- _Exercise description_:
The complete data, repeated exactly, should form your response.

Given information: Begin

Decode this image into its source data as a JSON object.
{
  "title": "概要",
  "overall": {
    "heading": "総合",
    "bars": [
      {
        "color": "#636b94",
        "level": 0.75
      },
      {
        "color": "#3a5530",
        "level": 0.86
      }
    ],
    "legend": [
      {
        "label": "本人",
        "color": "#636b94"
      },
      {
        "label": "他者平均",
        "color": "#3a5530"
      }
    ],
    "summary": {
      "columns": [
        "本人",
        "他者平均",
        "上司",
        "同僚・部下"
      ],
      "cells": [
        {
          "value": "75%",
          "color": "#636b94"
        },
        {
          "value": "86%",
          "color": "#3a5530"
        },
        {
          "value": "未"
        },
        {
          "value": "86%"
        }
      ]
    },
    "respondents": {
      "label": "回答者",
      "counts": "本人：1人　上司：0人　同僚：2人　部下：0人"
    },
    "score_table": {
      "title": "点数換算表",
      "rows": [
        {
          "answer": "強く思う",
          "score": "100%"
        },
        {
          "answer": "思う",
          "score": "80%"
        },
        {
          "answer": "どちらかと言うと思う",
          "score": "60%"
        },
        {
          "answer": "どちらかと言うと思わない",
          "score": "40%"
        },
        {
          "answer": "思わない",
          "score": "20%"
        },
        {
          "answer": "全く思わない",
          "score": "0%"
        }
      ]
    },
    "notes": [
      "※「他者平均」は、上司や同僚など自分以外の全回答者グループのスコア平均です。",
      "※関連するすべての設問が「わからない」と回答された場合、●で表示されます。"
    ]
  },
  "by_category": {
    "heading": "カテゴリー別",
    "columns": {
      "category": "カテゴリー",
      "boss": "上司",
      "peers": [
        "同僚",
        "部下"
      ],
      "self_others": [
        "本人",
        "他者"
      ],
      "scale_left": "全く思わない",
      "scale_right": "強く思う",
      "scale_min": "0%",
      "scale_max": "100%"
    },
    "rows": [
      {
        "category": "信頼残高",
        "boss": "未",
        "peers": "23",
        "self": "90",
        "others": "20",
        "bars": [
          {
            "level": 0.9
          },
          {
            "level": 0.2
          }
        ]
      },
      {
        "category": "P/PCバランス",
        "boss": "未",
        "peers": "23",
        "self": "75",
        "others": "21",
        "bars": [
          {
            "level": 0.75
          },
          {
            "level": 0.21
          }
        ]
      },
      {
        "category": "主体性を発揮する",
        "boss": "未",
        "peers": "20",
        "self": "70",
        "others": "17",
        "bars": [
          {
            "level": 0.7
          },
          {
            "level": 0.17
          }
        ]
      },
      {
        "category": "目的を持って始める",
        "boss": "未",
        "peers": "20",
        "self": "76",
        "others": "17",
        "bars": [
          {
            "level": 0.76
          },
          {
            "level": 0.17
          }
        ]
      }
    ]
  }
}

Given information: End

- _Solution for this problem_:
Decode this image into its source data as a JSON object.
{
  "title": "概要",
  "overall": {
    "heading": "総合",
    "bars": [
      {
        "color": "#636b94",
        "level": 0.75
      },
      {
        "color": "#3a5530",
        "level": 0.86
      }
    ],
    "legend": [
      {
        "label": "本人",
        "color": "#636b94"
      },
      {
        "label": "他者平均",
        "color": "#3a5530"
      }
    ],
    "summary": {
      "columns": [
        "本人",
        "他者平均",
        "上司",
        "同僚・部下"
      ],
      "cells": [
        {
          "value": "75%",
          "color": "#636b94"
        },
        {
          "value": "86%",
          "color": "#3a5530"
        },
        {
          "value": "未"
        },
        {
          "value": "86%"
        }
      ]
    },
    "respondents": {
      "label": "回答者",
      "counts": "本人：1人　上司：0人　同僚：2人　部下：0人"
    },
    "score_table": {
      "title": "点数換算表",
      "rows": [
        {
          "answer": "強く思う",
          "score": "100%"
        },
        {
          "answer": "思う",
          "score": "80%"
        },
        {
          "answer": "どちらかと言うと思う",
          "score": "60%"
        },
        {
          "answer": "どちらかと言うと思わない",
          "score": "40%"
        },
        {
          "answer": "思わない",
          "score": "20%"
        },
        {
          "answer": "全く思わない",
          "score": "0%"
        }
      ]
    },
    "notes": [
      "※「他者平均」は、上司や同僚など自分以外の全回答者グループのスコア平均です。",
      "※関連するすべての設問が「わからない」と回答された場合、●で表示されます。"
    ]
  },
  "by_category": {
    "heading": "カテゴリー別",
    "columns": {
      "category": "カテゴリー",
      "boss": "上司",
      "peers": [
        "同僚",
        "部下"
      ],
      "self_others": [
        "本人",
        "他者"
      ],
      "scale_left": "全く思わない",
      "scale_right": "強く思う",
      "scale_min": "0%",
      "scale_max": "100%"
    },
    "rows": [
      {
        "category": "信頼残高",
        "boss": "未",
        "peers": "23",
        "self": "90",
        "others": "20",
        "bars": [
          {
            "level": 0.9
          },
          {
            "level": 0.2
          }
        ]
      },
      {
        "category": "P/PCバランス",
        "boss": "未",
        "peers": "23",
        "self": "75",
        "others": "21",
        "bars": [
          {
            "level": 0.75
          },
          {
            "level": 0.21
          }
        ]
      },
      {
        "category": "主体性を発揮する",
        "boss": "未",
        "peers": "20",
        "self": "70",
        "others": "17",
        "bars": [
          {
            "level": 0.7
          },
          {
            "level": 0.17
          }
        ]
      },
      {
        "category": "目的を持って始める",
        "boss": "未",
        "peers": "20",
        "self": "76",
        "others": "17",
        "bars": [
          {
            "level": 0.76
          },
          {
            "level": 0.17
          }
        ]
      }
    ]
  }
}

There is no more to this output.